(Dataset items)
****************************************

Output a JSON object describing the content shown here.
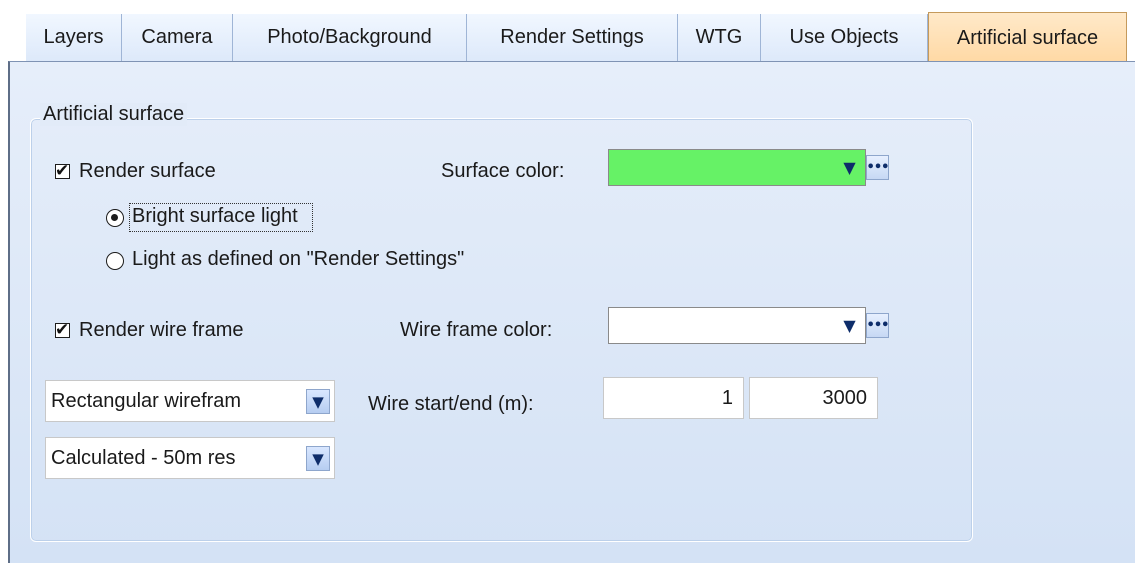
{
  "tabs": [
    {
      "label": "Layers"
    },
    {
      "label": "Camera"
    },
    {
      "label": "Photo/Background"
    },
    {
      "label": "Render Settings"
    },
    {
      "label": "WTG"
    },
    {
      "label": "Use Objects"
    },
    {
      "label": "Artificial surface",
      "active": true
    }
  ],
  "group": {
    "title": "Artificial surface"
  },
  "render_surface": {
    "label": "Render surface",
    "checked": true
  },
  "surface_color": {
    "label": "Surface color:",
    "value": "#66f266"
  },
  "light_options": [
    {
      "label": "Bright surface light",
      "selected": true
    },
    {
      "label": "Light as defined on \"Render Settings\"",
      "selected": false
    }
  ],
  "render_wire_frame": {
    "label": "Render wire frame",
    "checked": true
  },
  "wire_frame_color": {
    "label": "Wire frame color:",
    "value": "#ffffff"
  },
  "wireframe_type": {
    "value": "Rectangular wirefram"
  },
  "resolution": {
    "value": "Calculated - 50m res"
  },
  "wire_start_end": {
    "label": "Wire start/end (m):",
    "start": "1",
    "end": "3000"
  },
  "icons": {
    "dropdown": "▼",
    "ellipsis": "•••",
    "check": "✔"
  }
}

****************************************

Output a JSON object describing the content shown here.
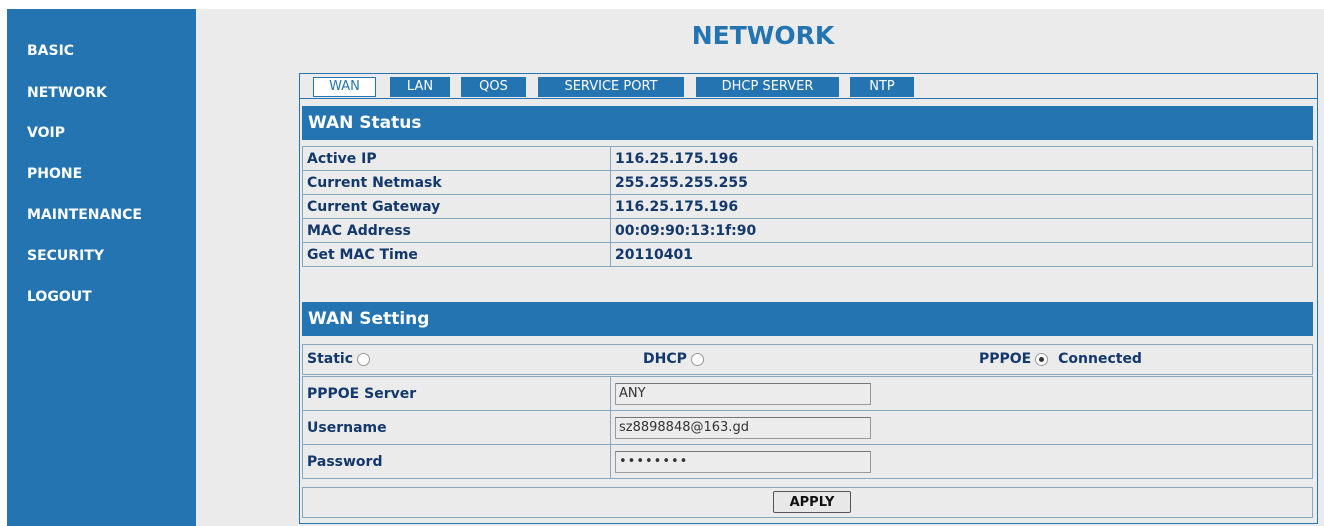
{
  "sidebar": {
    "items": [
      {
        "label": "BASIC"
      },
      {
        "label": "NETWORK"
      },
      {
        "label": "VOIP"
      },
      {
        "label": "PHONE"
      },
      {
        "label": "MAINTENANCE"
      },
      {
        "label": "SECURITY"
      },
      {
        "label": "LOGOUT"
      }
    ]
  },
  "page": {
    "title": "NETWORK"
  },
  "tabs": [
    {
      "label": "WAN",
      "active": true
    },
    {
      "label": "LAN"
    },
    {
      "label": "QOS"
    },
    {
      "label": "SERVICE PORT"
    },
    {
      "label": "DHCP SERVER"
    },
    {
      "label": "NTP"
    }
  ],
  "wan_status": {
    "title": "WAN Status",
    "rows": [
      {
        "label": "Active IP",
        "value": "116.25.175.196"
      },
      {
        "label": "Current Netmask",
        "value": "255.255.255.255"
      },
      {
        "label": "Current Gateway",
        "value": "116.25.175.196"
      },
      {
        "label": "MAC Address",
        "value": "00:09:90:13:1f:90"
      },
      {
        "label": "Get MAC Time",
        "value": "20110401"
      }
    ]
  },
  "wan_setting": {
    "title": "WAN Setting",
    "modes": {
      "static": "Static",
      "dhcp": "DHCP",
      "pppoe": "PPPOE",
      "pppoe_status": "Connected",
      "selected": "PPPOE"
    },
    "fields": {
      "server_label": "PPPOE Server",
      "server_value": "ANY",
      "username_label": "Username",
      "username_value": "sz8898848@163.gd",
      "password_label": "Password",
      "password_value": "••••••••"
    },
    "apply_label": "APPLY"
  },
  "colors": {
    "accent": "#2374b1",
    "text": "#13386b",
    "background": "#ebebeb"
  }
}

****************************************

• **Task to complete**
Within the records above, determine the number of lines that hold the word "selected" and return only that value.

• **Exercise result**
3